Winter had already come.
I was reading Robert Lowell,
whose ill-spirit sobbed in each blood cell.
Nothing so fiercely felt, on my part.
Each morning I read the American news
and chose to take the bus to class so I could see the city.
Flocks of schoolchildren in white coats
took the place of pigeons, who preferred New York.
Instead of the sun I imagined a fragile, dusty lamp in the sky—
gently, the light offered me one street at a time.
One evening you dropped the keys
from the terrace and left me
to fiddle with the front door lock,
so I could not say I entered by accident.
Fresh pasta from the corner Italians, a surplus
of hot water. We had to eat, to wash. In this way
we reasoned away our pleasure. You sang
like a gypsy at camp. Wind spirited your voice
away before it was an echo
or echoed, but your body remained with me,
original, yellowed by nature. We felt safe at night—
sounds of human traffic, perhaps the dog-walkers
free of their dogs. The air moved through
the open window, as if it were fresh.
Elsewhere, winter had already come.
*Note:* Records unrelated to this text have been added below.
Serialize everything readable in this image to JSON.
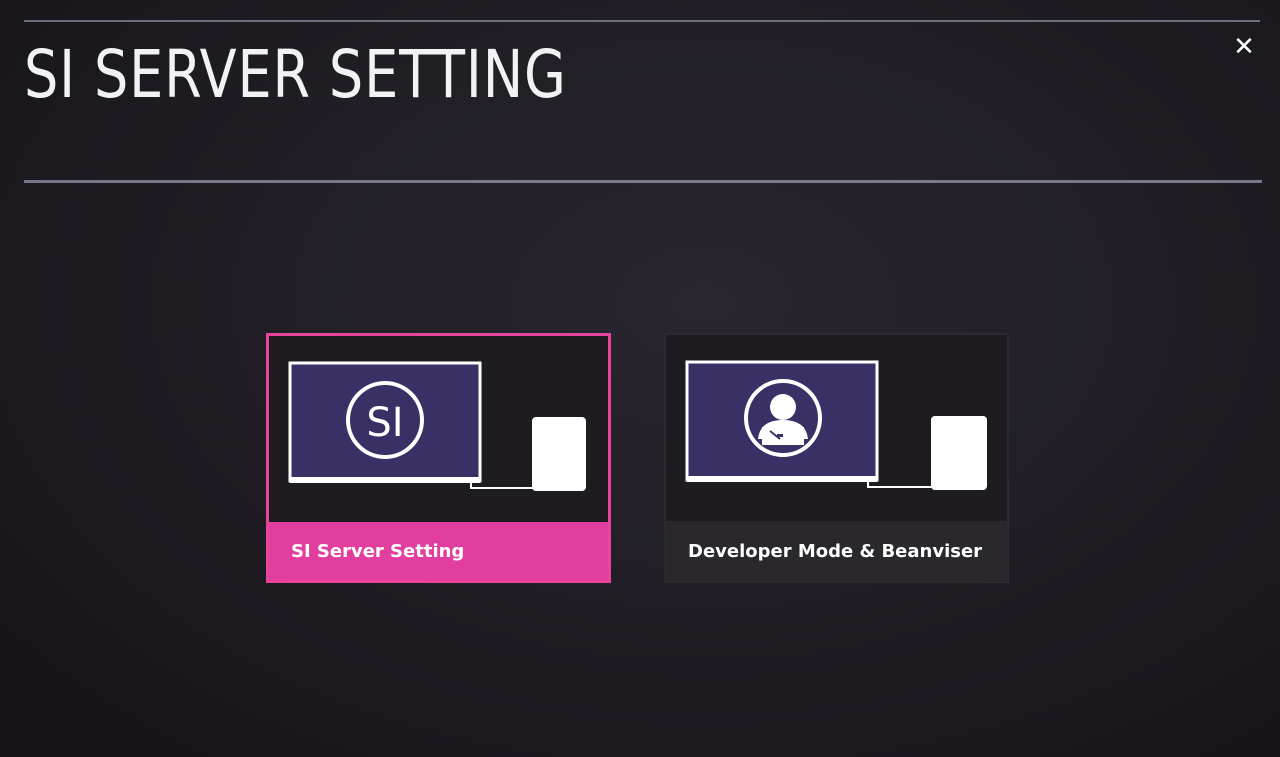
{
  "page": {
    "title": "SI SERVER SETTING",
    "close_icon_glyph": "✕"
  },
  "cards": [
    {
      "label": "SI Server Setting",
      "icon_text": "SI",
      "icon": "si-monitor-icon",
      "focused": true
    },
    {
      "label": "Developer Mode & Beanviser",
      "icon": "developer-monitor-icon",
      "focused": false
    }
  ],
  "colors": {
    "accent": "#e23ea0",
    "monitor_fill": "#3a3065",
    "background": "#1e1c21"
  }
}
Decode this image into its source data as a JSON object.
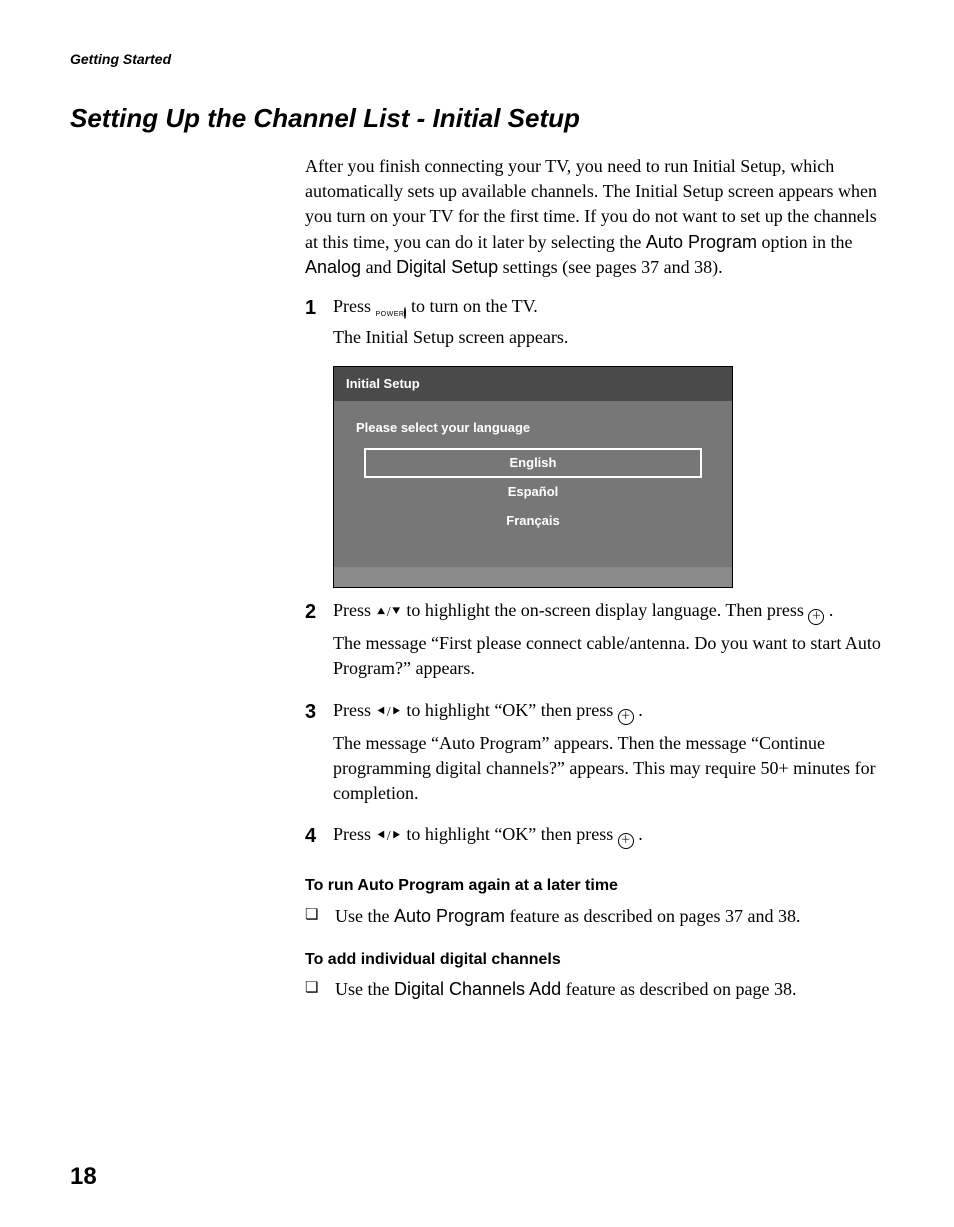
{
  "runningHead": "Getting Started",
  "pageTitle": "Setting Up the Channel List - Initial Setup",
  "intro": {
    "part1": "After you finish connecting your TV, you need to run Initial Setup, which automatically sets up available channels. The Initial Setup screen appears when you turn on your TV for the first time. If you do not want to set up the channels at this time, you can do it later by selecting the ",
    "autoProgram": "Auto Program",
    "part2": " option in the ",
    "analog": "Analog",
    "part3": " and ",
    "digitalSetup": "Digital Setup",
    "part4": " settings (see pages 37 and 38)."
  },
  "steps": {
    "s1": {
      "num": "1",
      "line1a": "Press ",
      "powerLabel": "POWER",
      "line1b": " to turn on the TV.",
      "line2": "The Initial Setup screen appears."
    },
    "s2": {
      "num": "2",
      "line1a": "Press ",
      "line1b": " to highlight the on-screen display language. Then press ",
      "line1c": " .",
      "line2": "The message “First please connect cable/antenna. Do you want to start Auto Program?” appears."
    },
    "s3": {
      "num": "3",
      "line1a": "Press ",
      "line1b": " to highlight “OK” then press ",
      "line1c": " .",
      "line2": "The message “Auto Program” appears.  Then the message “Continue programming digital channels?” appears. This may require 50+ minutes for completion."
    },
    "s4": {
      "num": "4",
      "line1a": "Press ",
      "line1b": " to highlight “OK” then press ",
      "line1c": " ."
    }
  },
  "tvScreen": {
    "title": "Initial Setup",
    "prompt": "Please select your language",
    "options": [
      "English",
      "Español",
      "Français"
    ]
  },
  "subA": {
    "head": "To run Auto Program again at a later time",
    "textA": "Use the ",
    "feature": "Auto Program",
    "textB": " feature as described on pages 37 and 38."
  },
  "subB": {
    "head": "To add individual digital channels",
    "textA": "Use the ",
    "feature": "Digital Channels Add",
    "textB": " feature as described on page 38."
  },
  "arrows": {
    "up": "⯅",
    "down": "⯆",
    "left": "⯇",
    "right": "⯈",
    "sep": "/"
  },
  "selectGlyph": "＋",
  "pageNumber": "18"
}
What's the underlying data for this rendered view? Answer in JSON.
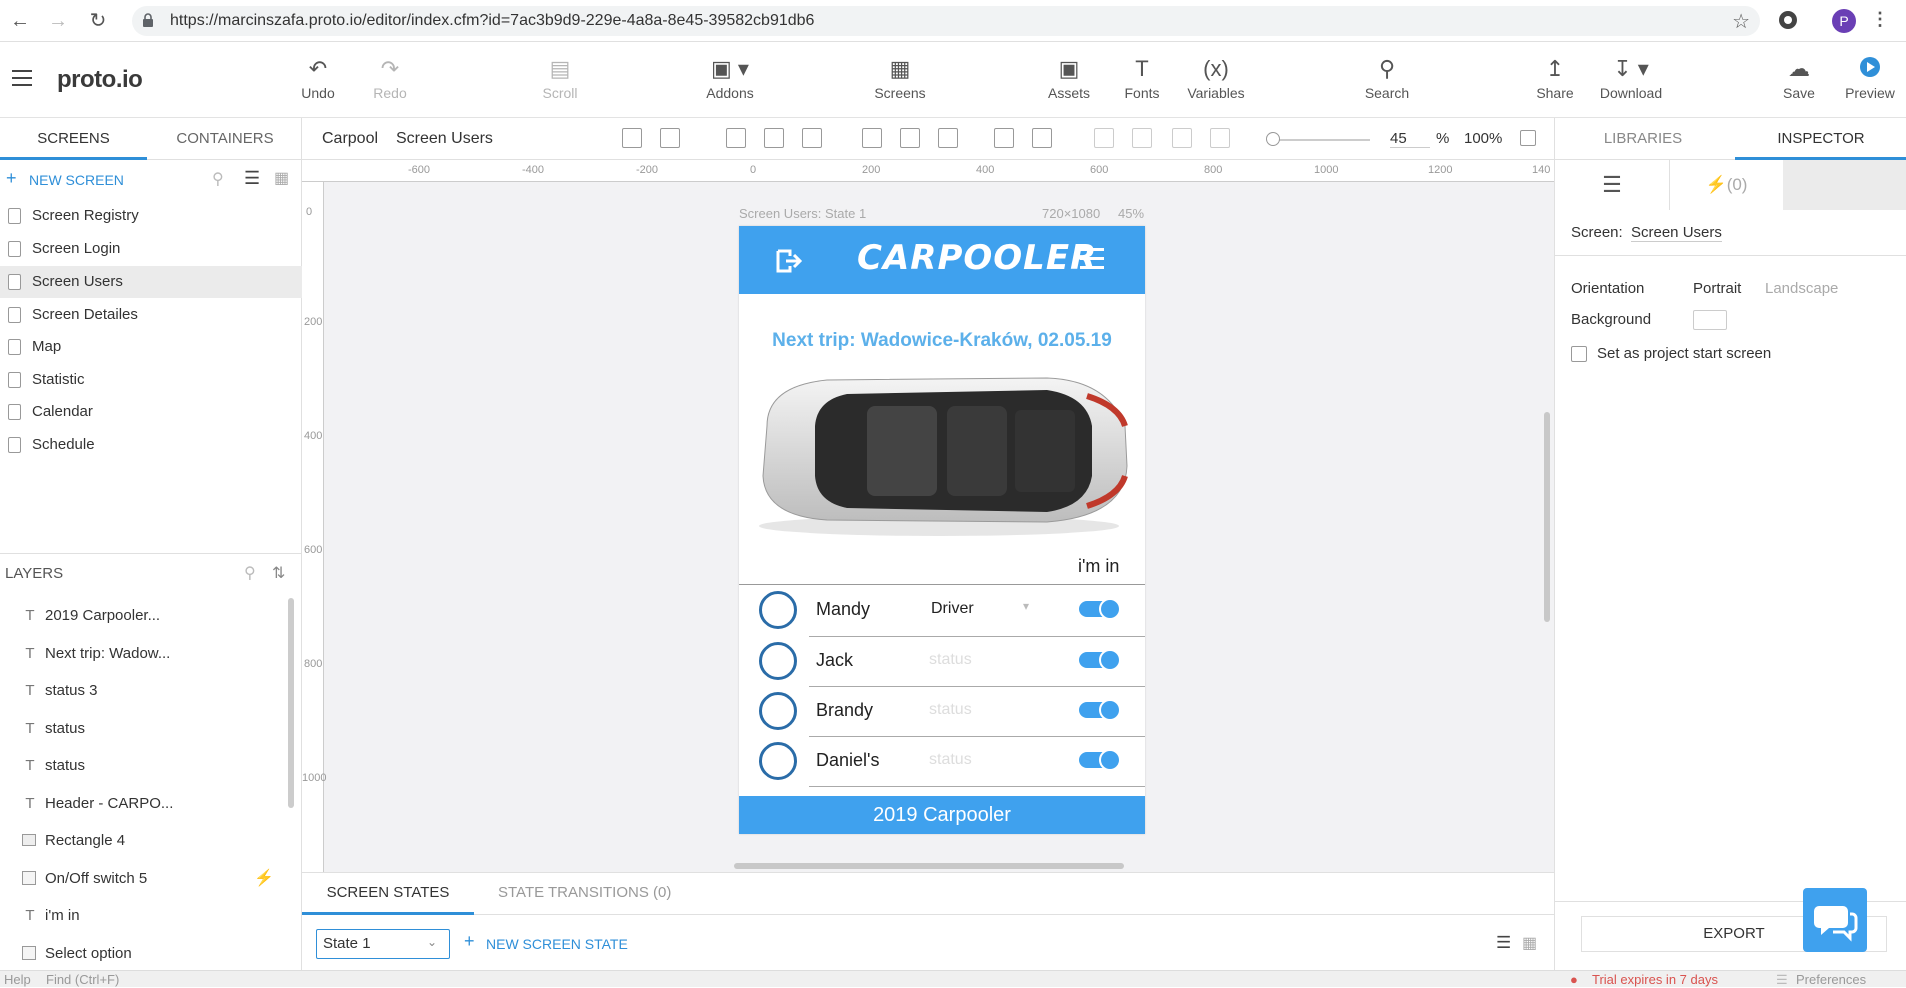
{
  "browser": {
    "url": "https://marcinszafa.proto.io/editor/index.cfm?id=7ac3b9d9-229e-4a8a-8e45-39582cb91db6",
    "profile_initial": "P"
  },
  "app": {
    "logo": "proto.io",
    "toolbar": {
      "undo": "Undo",
      "redo": "Redo",
      "scroll": "Scroll",
      "addons": "Addons",
      "screens": "Screens",
      "assets": "Assets",
      "fonts": "Fonts",
      "variables": "Variables",
      "variables_icon": "(x)",
      "search": "Search",
      "share": "Share",
      "download": "Download",
      "save": "Save",
      "preview": "Preview"
    }
  },
  "left_panel": {
    "tabs": [
      "SCREENS",
      "CONTAINERS"
    ],
    "new_screen": "NEW SCREEN",
    "screens": [
      "Screen Registry",
      "Screen Login",
      "Screen Users",
      "Screen Detailes",
      "Map",
      "Statistic",
      "Calendar",
      "Schedule"
    ],
    "selected_screen": "Screen Users",
    "layers_title": "LAYERS",
    "layers": [
      {
        "icon": "T",
        "label": "2019 Carpooler..."
      },
      {
        "icon": "T",
        "label": "Next trip: Wadow..."
      },
      {
        "icon": "T",
        "label": "status 3"
      },
      {
        "icon": "T",
        "label": "status"
      },
      {
        "icon": "T",
        "label": "status"
      },
      {
        "icon": "T",
        "label": "Header - CARPO..."
      },
      {
        "icon": "rect",
        "label": "Rectangle 4"
      },
      {
        "icon": "component",
        "label": "On/Off switch 5"
      },
      {
        "icon": "T",
        "label": "i'm in"
      },
      {
        "icon": "component",
        "label": "Select option"
      }
    ]
  },
  "canvas_header": {
    "breadcrumb_project": "Carpool",
    "breadcrumb_screen": "Screen Users",
    "zoom_value": "45",
    "zoom_unit": "%",
    "zoom_100": "100%"
  },
  "ruler": {
    "top": [
      "-600",
      "-400",
      "-200",
      "0",
      "200",
      "400",
      "600",
      "800",
      "1000",
      "1200",
      "140"
    ],
    "left": [
      "0",
      "200",
      "400",
      "600",
      "800",
      "1000"
    ]
  },
  "phone": {
    "caption_left": "Screen Users: State 1",
    "caption_size": "720×1080",
    "caption_zoom": "45%",
    "brand": "CARPOOLER",
    "next_trip": "Next trip: Wadowice-Kraków, 02.05.19",
    "im_in": "i'm in",
    "users": [
      {
        "name": "Mandy",
        "status": "Driver",
        "filled": true,
        "switch_on": true
      },
      {
        "name": "Jack",
        "status": "status",
        "filled": false,
        "switch_on": true
      },
      {
        "name": "Brandy",
        "status": "status",
        "filled": false,
        "switch_on": true
      },
      {
        "name": "Daniel's",
        "status": "status",
        "filled": false,
        "switch_on": true
      }
    ],
    "footer": "2019 Carpooler"
  },
  "states_panel": {
    "tabs": [
      "SCREEN STATES",
      "STATE TRANSITIONS (0)"
    ],
    "state_select": "State 1",
    "new_state": "NEW SCREEN STATE"
  },
  "right_panel": {
    "tabs": [
      "LIBRARIES",
      "INSPECTOR"
    ],
    "interactions_count": "(0)",
    "screen_label": "Screen:",
    "screen_name": "Screen Users",
    "orientation_label": "Orientation",
    "portrait": "Portrait",
    "landscape": "Landscape",
    "background_label": "Background",
    "start_screen_label": "Set as project start screen",
    "start_screen_checked": false,
    "export": "EXPORT"
  },
  "status_bar": {
    "help": "Help",
    "find": "Find (Ctrl+F)",
    "trial": "Trial expires in 7 days",
    "preferences": "Preferences"
  },
  "colors": {
    "accent": "#2f8fd8",
    "phone_blue": "#3fa1ee",
    "avatar_ring": "#2a6ca8"
  }
}
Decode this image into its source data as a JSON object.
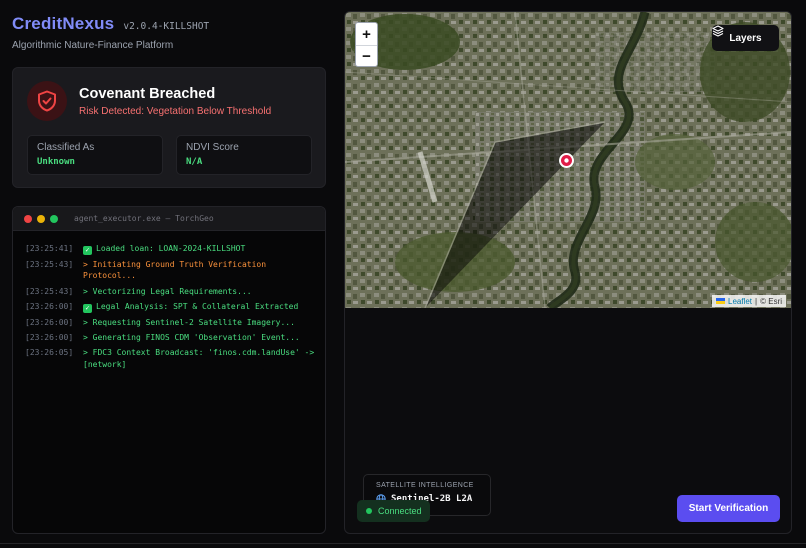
{
  "header": {
    "brand": "CreditNexus",
    "version": "v2.0.4-KILLSHOT",
    "subtitle": "Algorithmic Nature-Finance Platform"
  },
  "status": {
    "icon": "shield-alert-icon",
    "title": "Covenant Breached",
    "subtitle": "Risk Detected: Vegetation Below Threshold",
    "metrics": [
      {
        "label": "Classified As",
        "value": "Unknown"
      },
      {
        "label": "NDVI Score",
        "value": "N/A"
      }
    ]
  },
  "terminal": {
    "title": "agent_executor.exe — TorchGeo",
    "logs": [
      {
        "time": "[23:25:41]",
        "text": "Loaded loan: LOAN-2024-KILLSHOT",
        "kind": "check"
      },
      {
        "time": "[23:25:43]",
        "text": "> Initiating Ground Truth Verification Protocol...",
        "kind": "warn"
      },
      {
        "time": "[23:25:43]",
        "text": "> Vectorizing Legal Requirements...",
        "kind": "ok"
      },
      {
        "time": "[23:26:00]",
        "text": "Legal Analysis: SPT & Collateral Extracted",
        "kind": "check"
      },
      {
        "time": "[23:26:00]",
        "text": "> Requesting Sentinel-2 Satellite Imagery...",
        "kind": "ok"
      },
      {
        "time": "[23:26:00]",
        "text": "> Generating FINOS CDM 'Observation' Event...",
        "kind": "ok"
      },
      {
        "time": "[23:26:05]",
        "text": "> FDC3 Context Broadcast: 'finos.cdm.landUse' -> [network]",
        "kind": "ok"
      }
    ]
  },
  "map": {
    "zoom_in": "+",
    "zoom_out": "−",
    "layers_label": "Layers",
    "attribution_link": "Leaflet",
    "attribution_sep": "|",
    "attribution_text": "© Esri"
  },
  "satellite": {
    "label": "SATELLITE INTELLIGENCE",
    "value": "Sentinel-2B L2A"
  },
  "connection": {
    "label": "Connected"
  },
  "actions": {
    "start_label": "Start Verification"
  },
  "colors": {
    "brand": "#818cf8",
    "danger": "#ef4444",
    "success": "#4ade80",
    "warn": "#fb923c",
    "primary_button": "#5b4df0"
  }
}
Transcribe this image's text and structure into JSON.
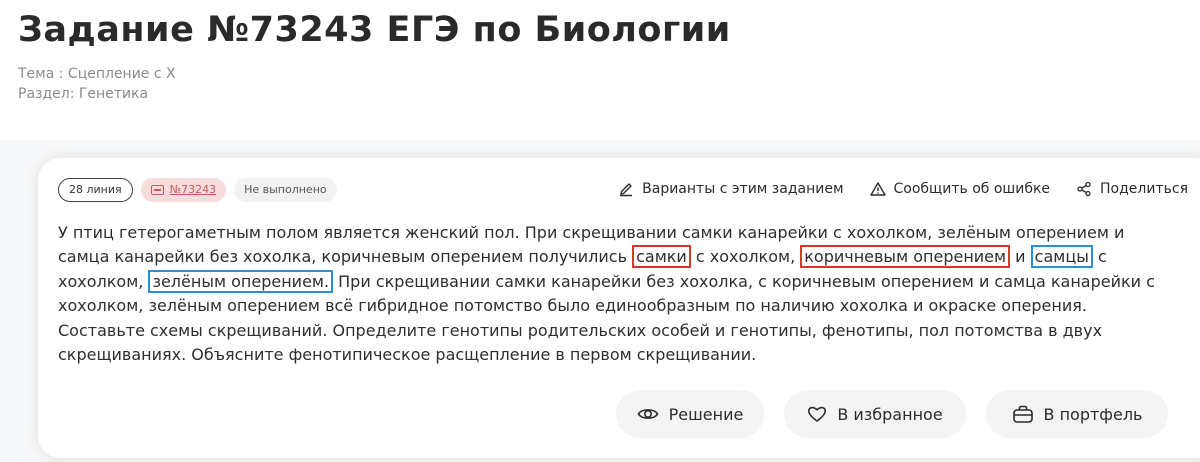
{
  "title": "Задание №73243 ЕГЭ по Биологии",
  "topic": "Тема : Сцепление с X",
  "section": "Раздел: Генетика",
  "tags": {
    "line": "28 линия",
    "number": "№73243",
    "status": "Не выполнено"
  },
  "actions": {
    "variants": "Варианты с этим заданием",
    "report": "Сообщить об ошибке",
    "share": "Поделиться"
  },
  "task": {
    "p1": "У птиц гетерогаметным полом является женский пол. При скрещивании самки канарейки с хохолком, зелёным оперением и самца канарейки без хохолка, коричневым оперением получились ",
    "h1": "самки",
    "p2": " с хохолком, ",
    "h2": "коричневым оперением",
    "p3": " и ",
    "h3": "самцы",
    "p4": " с хохолком, ",
    "h4": "зелёным оперением.",
    "p5": " При скрещивании самки канарейки без хохолка, с коричневым оперением и самца канарейки с хохолком, зелёным оперением всё гибридное потомство было единообразным по наличию хохолка и окраске оперения. Составьте схемы скрещиваний. Определите генотипы родительских особей и генотипы, фенотипы, пол потомства в двух скрещиваниях. Объясните фенотипическое расщепление в первом скрещивании."
  },
  "buttons": {
    "solution": "Решение",
    "favorite": "В избранное",
    "portfolio": "В портфель"
  },
  "icons": {
    "variants": "pencil-icon",
    "report": "warning-icon",
    "share": "share-icon",
    "solution": "eye-icon",
    "favorite": "heart-icon",
    "portfolio": "briefcase-icon",
    "tag_number": "box-icon"
  },
  "colors": {
    "highlight_red": "#d6382b",
    "highlight_blue": "#2a8fd6",
    "tag_pink": "#f8dcdd"
  }
}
Soon enough, spring would arrive—first
in one city, then in another.